▶ _Task requirements_: Copy each line in the data below that contains the word "name".

▶ _Excerpts from an interface dataset_:
———
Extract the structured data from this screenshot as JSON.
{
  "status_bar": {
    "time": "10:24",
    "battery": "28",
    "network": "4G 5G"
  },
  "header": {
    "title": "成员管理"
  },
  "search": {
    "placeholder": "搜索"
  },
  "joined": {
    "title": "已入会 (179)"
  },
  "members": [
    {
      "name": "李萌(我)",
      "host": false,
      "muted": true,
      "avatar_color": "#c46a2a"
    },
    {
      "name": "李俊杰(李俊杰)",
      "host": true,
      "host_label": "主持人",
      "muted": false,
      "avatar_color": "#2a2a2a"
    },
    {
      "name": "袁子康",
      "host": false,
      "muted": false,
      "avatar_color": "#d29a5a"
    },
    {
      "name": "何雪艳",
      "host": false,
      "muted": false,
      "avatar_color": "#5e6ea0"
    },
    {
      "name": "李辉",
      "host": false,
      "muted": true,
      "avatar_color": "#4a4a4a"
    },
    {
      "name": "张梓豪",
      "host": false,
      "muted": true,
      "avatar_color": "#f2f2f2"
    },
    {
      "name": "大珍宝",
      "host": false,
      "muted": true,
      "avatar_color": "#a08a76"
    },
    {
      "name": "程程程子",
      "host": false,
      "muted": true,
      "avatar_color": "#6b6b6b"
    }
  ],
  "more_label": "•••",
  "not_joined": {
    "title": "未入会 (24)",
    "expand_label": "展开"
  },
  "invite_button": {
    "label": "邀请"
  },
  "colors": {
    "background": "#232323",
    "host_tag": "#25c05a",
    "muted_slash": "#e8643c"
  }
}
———
▶ _Task solution_:
      "name": "李萌(我)",
      "name": "李俊杰(李俊杰)",
      "name": "袁子康",
      "name": "何雪艳",
      "name": "李辉",
      "name": "张梓豪",
      "name": "大珍宝",
      "name": "程程程子",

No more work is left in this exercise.